**WORK REQUIRED:** Please restate the entries verbatim. The copy should hold no pictures.

**Dataset entries:**
╭──

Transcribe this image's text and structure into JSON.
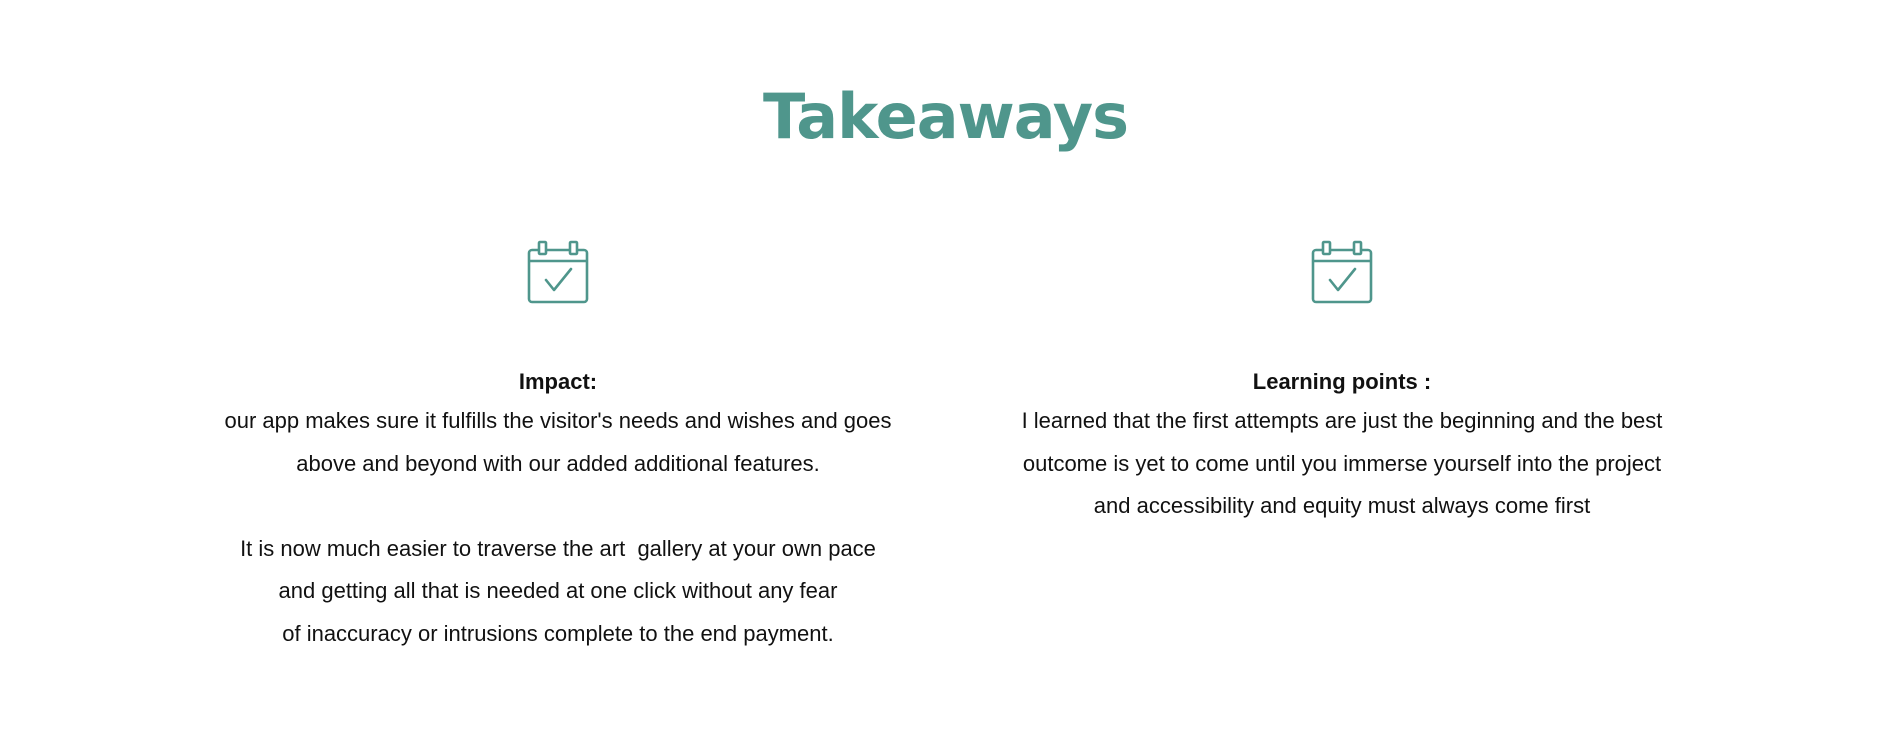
{
  "page": {
    "title": "Takeaways",
    "accent_color": "#4f968c"
  },
  "sections": [
    {
      "icon": "calendar-check-icon",
      "heading": "Impact:",
      "paragraphs": [
        [
          "our app makes sure it fulfills the visitor's needs and wishes and goes",
          "above and beyond with our added additional features."
        ],
        [
          "It is now much easier to traverse the art  gallery at your own pace",
          "and getting all that is needed at one click without any fear",
          "of inaccuracy or intrusions complete to the end payment."
        ]
      ]
    },
    {
      "icon": "calendar-check-icon",
      "heading": "Learning points :",
      "paragraphs": [
        [
          "I learned that the first attempts are just the beginning and the best",
          "outcome is yet to come until you immerse yourself into the project",
          "and accessibility and equity must always come first"
        ]
      ]
    }
  ]
}
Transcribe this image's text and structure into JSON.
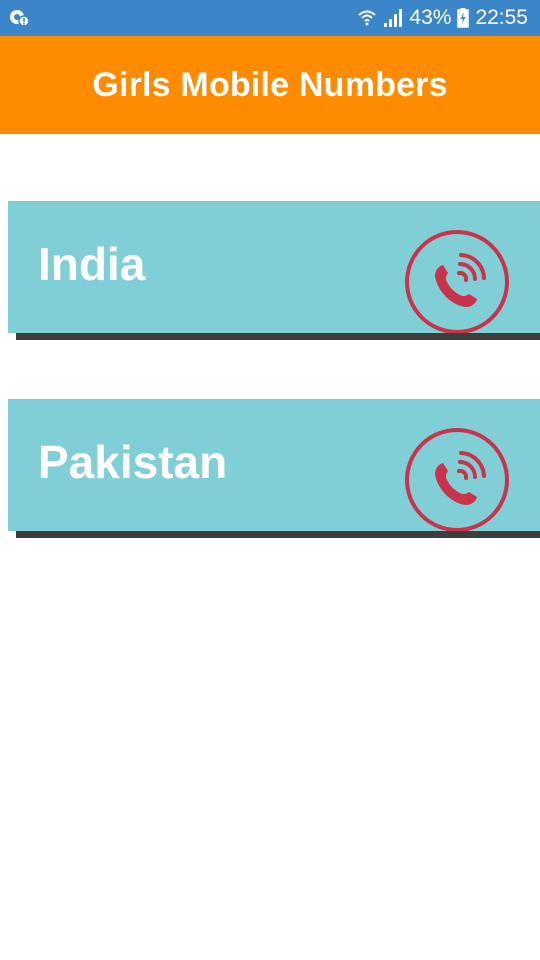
{
  "status_bar": {
    "battery_percent": "43%",
    "time": "22:55",
    "icons": [
      "notification-icon",
      "wifi-icon",
      "signal-icon",
      "battery-charging-icon"
    ]
  },
  "app_bar": {
    "title": "Girls Mobile Numbers"
  },
  "countries": [
    {
      "label": "India",
      "icon": "phone-call-icon"
    },
    {
      "label": "Pakistan",
      "icon": "phone-call-icon"
    }
  ],
  "colors": {
    "status_bar": "#3a86c8",
    "app_bar": "#ff8c00",
    "card": "#80ced6",
    "card_shadow": "#3d3d3d",
    "call_icon": "#c9344a"
  }
}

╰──

**PROBLEM SOLUTION:**
Transcribe this image's text and structure into JSON.
{
  "page": {
    "title": "Takeaways",
    "accent_color": "#4f968c"
  },
  "sections": [
    {
      "icon": "calendar-check-icon",
      "heading": "Impact:",
      "paragraphs": [
        [
          "our app makes sure it fulfills the visitor's needs and wishes and goes",
          "above and beyond with our added additional features."
        ],
        [
          "It is now much easier to traverse the art  gallery at your own pace",
          "and getting all that is needed at one click without any fear",
          "of inaccuracy or intrusions complete to the end payment."
        ]
      ]
    },
    {
      "icon": "calendar-check-icon",
      "heading": "Learning points :",
      "paragraphs": [
        [
          "I learned that the first attempts are just the beginning and the best",
          "outcome is yet to come until you immerse yourself into the project",
          "and accessibility and equity must always come first"
        ]
      ]
    }
  ]
}
Transcribe this image's text and structure into JSON.
{
  "status_bar": {
    "battery_percent": "43%",
    "time": "22:55",
    "icons": [
      "notification-icon",
      "wifi-icon",
      "signal-icon",
      "battery-charging-icon"
    ]
  },
  "app_bar": {
    "title": "Girls Mobile Numbers"
  },
  "countries": [
    {
      "label": "India",
      "icon": "phone-call-icon"
    },
    {
      "label": "Pakistan",
      "icon": "phone-call-icon"
    }
  ],
  "colors": {
    "status_bar": "#3a86c8",
    "app_bar": "#ff8c00",
    "card": "#80ced6",
    "card_shadow": "#3d3d3d",
    "call_icon": "#c9344a"
  }
}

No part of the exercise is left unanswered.